In an effort to keep consumers more informed about the reliability of the products they buy, over the past year and a half US-based warranties specialist SquareTrade has taken a look at the failure rates of a number of products, including digital cameras.
In this report, SquareTrade has examined digital camera reliability from a few different angles. It starts with an overview of digital camera failures, both from manufacturer defects and accidents. The report then compares camera reliability by brand and price point.
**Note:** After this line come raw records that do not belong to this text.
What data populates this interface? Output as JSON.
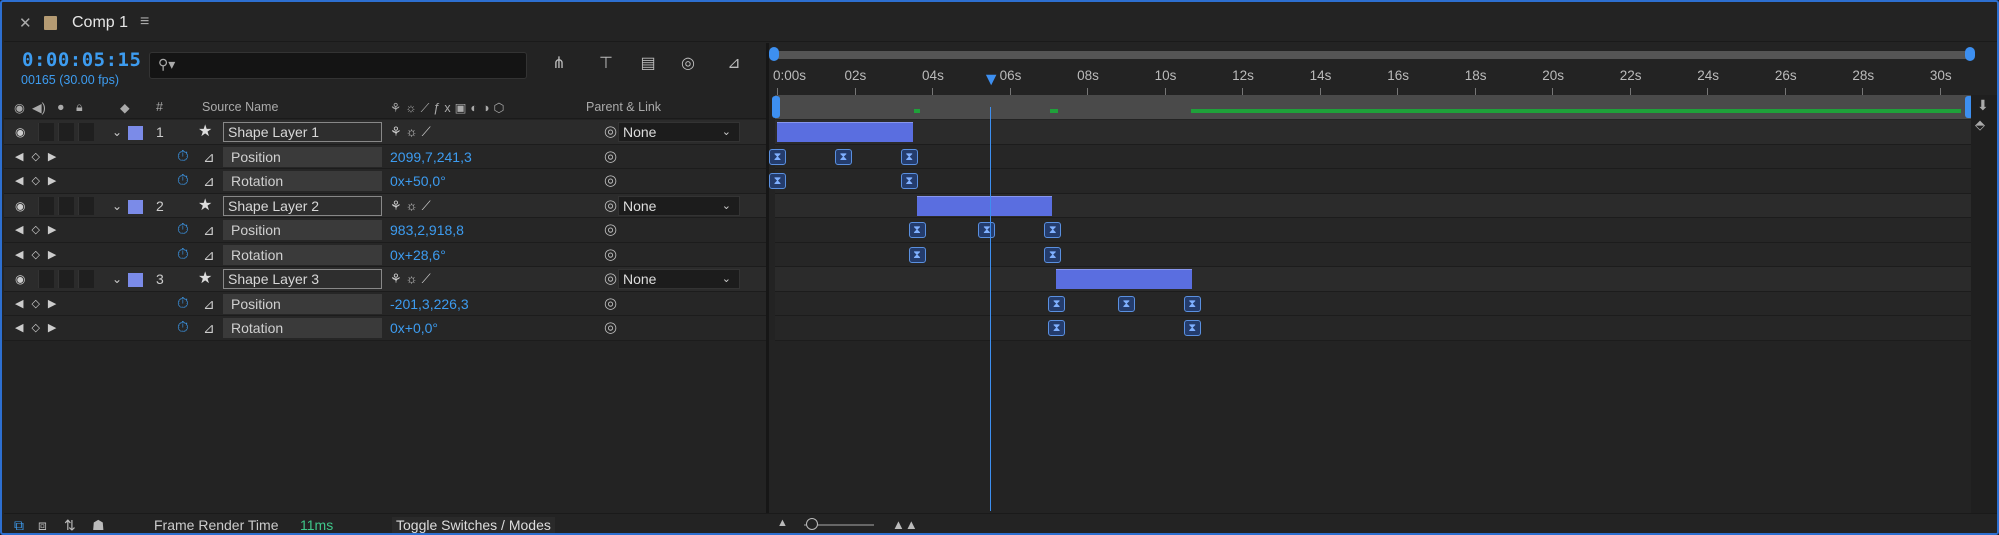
{
  "tab": {
    "title": "Comp 1",
    "close_icon": "close-icon",
    "menu_icon": "hamburger-icon"
  },
  "timecode": {
    "current": "0:00:05:15",
    "frames": "00165 (30.00 fps)"
  },
  "columns": {
    "number": "#",
    "source_name": "Source Name",
    "parent_link": "Parent & Link"
  },
  "layers": [
    {
      "number": "1",
      "name": "Shape Layer 1",
      "parent": "None",
      "props": [
        {
          "name": "Position",
          "value": "2099,7,241,3"
        },
        {
          "name": "Rotation",
          "value": "0x+50,0°"
        }
      ]
    },
    {
      "number": "2",
      "name": "Shape Layer 2",
      "parent": "None",
      "props": [
        {
          "name": "Position",
          "value": "983,2,918,8"
        },
        {
          "name": "Rotation",
          "value": "0x+28,6°"
        }
      ]
    },
    {
      "number": "3",
      "name": "Shape Layer 3",
      "parent": "None",
      "props": [
        {
          "name": "Position",
          "value": "-201,3,226,3"
        },
        {
          "name": "Rotation",
          "value": "0x+0,0°"
        }
      ]
    }
  ],
  "ruler": {
    "labels": [
      "0:00s",
      "02s",
      "04s",
      "06s",
      "08s",
      "10s",
      "12s",
      "14s",
      "16s",
      "18s",
      "20s",
      "22s",
      "24s",
      "26s",
      "28s",
      "30s"
    ],
    "start_seconds": 0,
    "end_seconds": 30.7
  },
  "playhead_seconds": 5.5,
  "layer_bars": [
    {
      "start": 0,
      "end": 3.5
    },
    {
      "start": 3.6,
      "end": 7.1
    },
    {
      "start": 7.2,
      "end": 10.7
    }
  ],
  "keyframes": [
    [],
    [
      0,
      1.7,
      3.4
    ],
    [
      0,
      3.4
    ],
    [],
    [
      3.6,
      5.4,
      7.1
    ],
    [
      3.6,
      7.1
    ],
    [],
    [
      7.2,
      9.0,
      10.7
    ],
    [
      7.2,
      10.7
    ]
  ],
  "bottom": {
    "render_label": "Frame Render Time",
    "render_value": "11ms",
    "toggle_label": "Toggle Switches / Modes"
  },
  "colors": {
    "accent": "#3d9cf0",
    "bar": "#5a6ee0",
    "label": "#7b8be8",
    "cache": "#1fa13a",
    "render_value": "#3fc78a"
  }
}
The analysis examines customer reported failure data from a sample of over 60,000 new digital cameras purchased by SquareTrade warranty customers. Among its conclusions, the company found that almost 11 per cent of digital cameras fail over the first two years of ownership, with 6.6 per cent of failures coming from malfunctions and 4.1 per cent from accidents. It also found the least expensive point-andshoot digital cameras to be the least reliable, while expensive DSLR cameras tended to be the most reliable.
Breaking down the reported malfunction analysis down by brand and price, Panasonic clearly emerges as the most reliable of point-and-shoots. For example, on inexpensive point-and-shoot cameras, Panasonic had a malfunction rate of just 5.3 per cent over the first two years. At the opposite end of the specturm are Casio and Polaroid, with two-year malfunction rates of 13.0 per cent and 11.9 per cent respectively.
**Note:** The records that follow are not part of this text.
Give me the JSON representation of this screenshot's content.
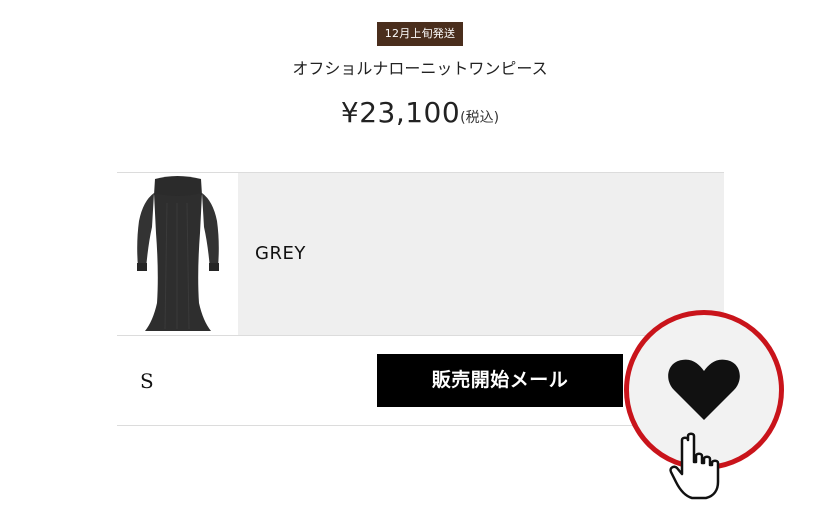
{
  "product": {
    "ship_badge": "12月上旬発送",
    "name": "オフショルナローニットワンピース",
    "price": "¥23,100",
    "tax_note": "(税込)"
  },
  "variant": {
    "color": "GREY",
    "size": "S"
  },
  "actions": {
    "notify_button": "販売開始メール"
  },
  "icons": {
    "favorite": "heart-icon",
    "cursor": "hand-pointer-icon"
  },
  "colors": {
    "badge_bg": "#4a2e1d",
    "button_bg": "#000000",
    "highlight_ring": "#c9141b",
    "color_cell_bg": "#efefef"
  }
}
Digital Camera Failure Rates
Looking at total failure rate, SquareTrade found that 5.9 per cent of camera owners reports a failure of some kind in the first year, and 10.7 per cent by the end of the second year. Of these, roughly 60 per cent were from malfunctions and 40 per cent were from accidents.
Looking at mulfunctions specifically, it was found that 3.4 per cent of cameras failed in the first year and an additional 3.2 per cent in the second. This higher failure rate in the first year is similar to patterns seen in other consumer electronics sectors.
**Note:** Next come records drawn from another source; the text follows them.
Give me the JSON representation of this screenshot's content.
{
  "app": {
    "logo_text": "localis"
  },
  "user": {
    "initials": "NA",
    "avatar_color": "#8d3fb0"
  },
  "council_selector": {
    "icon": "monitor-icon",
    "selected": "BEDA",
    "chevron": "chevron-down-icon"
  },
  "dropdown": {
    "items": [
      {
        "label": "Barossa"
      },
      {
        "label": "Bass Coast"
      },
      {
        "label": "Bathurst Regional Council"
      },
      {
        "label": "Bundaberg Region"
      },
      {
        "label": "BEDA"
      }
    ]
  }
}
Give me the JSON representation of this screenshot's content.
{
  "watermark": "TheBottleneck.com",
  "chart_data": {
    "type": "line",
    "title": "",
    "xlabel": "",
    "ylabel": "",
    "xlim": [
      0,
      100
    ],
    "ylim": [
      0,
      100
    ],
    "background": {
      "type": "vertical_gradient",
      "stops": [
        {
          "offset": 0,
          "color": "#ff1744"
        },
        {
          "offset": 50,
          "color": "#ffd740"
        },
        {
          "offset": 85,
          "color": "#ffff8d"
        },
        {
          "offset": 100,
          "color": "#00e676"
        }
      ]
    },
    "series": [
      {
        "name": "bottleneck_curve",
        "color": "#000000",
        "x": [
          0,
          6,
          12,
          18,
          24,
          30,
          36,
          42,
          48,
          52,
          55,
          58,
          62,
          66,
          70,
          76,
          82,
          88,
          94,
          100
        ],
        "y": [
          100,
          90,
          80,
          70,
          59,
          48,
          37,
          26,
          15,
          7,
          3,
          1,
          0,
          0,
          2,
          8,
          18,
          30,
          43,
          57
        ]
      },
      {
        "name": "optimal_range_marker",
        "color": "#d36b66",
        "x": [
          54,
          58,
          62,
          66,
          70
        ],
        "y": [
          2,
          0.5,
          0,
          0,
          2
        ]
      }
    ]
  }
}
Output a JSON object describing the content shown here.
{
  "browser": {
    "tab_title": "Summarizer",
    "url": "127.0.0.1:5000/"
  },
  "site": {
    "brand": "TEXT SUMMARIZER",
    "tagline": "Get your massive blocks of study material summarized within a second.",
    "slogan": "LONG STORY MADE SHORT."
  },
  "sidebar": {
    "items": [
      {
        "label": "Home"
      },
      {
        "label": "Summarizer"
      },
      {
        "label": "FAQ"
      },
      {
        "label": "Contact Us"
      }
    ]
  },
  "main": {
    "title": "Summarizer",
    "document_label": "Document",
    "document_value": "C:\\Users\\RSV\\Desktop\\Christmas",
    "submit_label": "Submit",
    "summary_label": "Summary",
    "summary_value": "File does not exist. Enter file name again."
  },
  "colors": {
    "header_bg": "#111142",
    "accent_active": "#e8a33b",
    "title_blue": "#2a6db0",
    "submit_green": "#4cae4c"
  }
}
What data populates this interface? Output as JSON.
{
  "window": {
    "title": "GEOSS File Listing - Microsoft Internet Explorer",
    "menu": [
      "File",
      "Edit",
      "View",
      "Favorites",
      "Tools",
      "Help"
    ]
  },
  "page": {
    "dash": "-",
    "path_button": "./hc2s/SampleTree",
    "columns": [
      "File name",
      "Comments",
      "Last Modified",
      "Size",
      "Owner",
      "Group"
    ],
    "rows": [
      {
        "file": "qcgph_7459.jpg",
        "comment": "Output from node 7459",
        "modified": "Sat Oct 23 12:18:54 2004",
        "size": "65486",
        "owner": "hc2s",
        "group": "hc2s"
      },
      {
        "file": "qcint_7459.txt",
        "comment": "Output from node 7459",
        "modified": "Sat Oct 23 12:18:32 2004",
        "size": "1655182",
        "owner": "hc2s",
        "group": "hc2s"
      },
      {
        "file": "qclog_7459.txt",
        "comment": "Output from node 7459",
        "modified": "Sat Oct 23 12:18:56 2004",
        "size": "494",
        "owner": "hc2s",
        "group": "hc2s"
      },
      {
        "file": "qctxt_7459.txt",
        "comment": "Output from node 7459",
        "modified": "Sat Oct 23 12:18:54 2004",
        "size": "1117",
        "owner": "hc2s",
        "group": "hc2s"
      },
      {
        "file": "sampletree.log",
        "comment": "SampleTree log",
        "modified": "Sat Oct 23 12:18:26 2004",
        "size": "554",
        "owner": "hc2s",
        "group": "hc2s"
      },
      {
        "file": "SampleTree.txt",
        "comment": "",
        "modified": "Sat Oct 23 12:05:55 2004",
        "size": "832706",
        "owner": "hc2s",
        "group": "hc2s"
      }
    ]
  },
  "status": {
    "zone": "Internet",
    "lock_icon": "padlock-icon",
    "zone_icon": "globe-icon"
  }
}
Camera Failures By Price
* SquareTrade has categorised cameras into four price ranges that signify the typical consumer camera market segments;
* Under $150: Value point-and-shoot cameras with limited features, not much zoom control and are competitively priced;
* $150-$300: Mid-range point-and-shoot cameras with numerous features and zoom capabilities;
* $300-$500: Premium point-and-shoot cameras with the best feature sets;
* Greater than $500: Almost exclusively Digital SLR cameras.
According to SquareTrade research, there is a clear correlation between the price of the camera and its likelihood of malfunctioning. The value point-and-shot category showed the least reliability with 7.4 per cent of cameras malfunctioning in two years, with mid-range models close behind at 6.8 per cent.
Above $300, the camera malfunction rates fell significantly. Premium point-and-shoot cameras failed 4.8 per cent of the time, making them about one-third less likely to fail over the same period of time. Cameras over $500 were the most reliable, with only four per cent malfunctioning over two years.
Point-And-Shoots Under $300: Panasonic Most Reliable
SquareTrade also broke out the two-year failure rate by manufacturer. Panasonic wins, being the only manufacturer to have a failure rate below six per cent, at 5.3 per cent. Fujifilm stood at 6.1 per cent, Olympus and Sony at 6.2 per cent, Kodak at 7.6 per cent, Nikon at 7.9 per cent and Pentax at 8.2 per cent.
The brands with the highest rate of malfunction in this study were Polaroid at 11.9 per cent and Casio at 13.0 per cent.
Premium Point-And-Shoot Cameras: Panasonic Wins Again Only five brands were surveyed in this category – Panasonic, Nikon, Sony, Olympus and Canon. Panasonic was again the most reliable with 1.9 per cent of its models malfunctioning in two years. According to SquareTrade, this is impressive, as it beats even the average reliability of DSLRs and is well below the four other brands examined here.
In the middle of the pack, Nikon, Sony and Olympus had failure rates of 3.1 per cent, 3.6 per cent and 4.2 per cent respectively. Canon’s premium point-and-shoot cameras were the least reliable amongst the five brands, with a failure rate of 6.2 per cent.
Good news for those consumers buying – and those retailers selling – digital SLRs is that there is no significant difference between Nikon and Canon’s reliability in the $500+ price range; they both have a four per cent failure rate at the two-year mark. At this time, SquareTrade does not have a large enough sample to say anything about the reliability of other DSLR manufacturers.
SquareTrade found that digital cameras have about an 11 per cent failure rate over two years when including accidents. Over the typical three-year lifespan of a point-and-shoot camera, it projects nearly 16 per cent of them to fail.
The report sums up: “When breaking apart failure rates by price range, we do see that less expensive cameras fail more often than their more expensive counterparts. Above $300 the reliability of cameras improved significantly.
“Of the brands we examined, Panasonic is the clear leader in digital camera reliability. They are the only manufacturer to have less than a six per cent failure rate for sub-$300 models, and they achieved a less than two per cent failure rate for $300-500 models, much better than the other brands we looked at.”
For further information visit SquareTrade at www.squaretrade.com.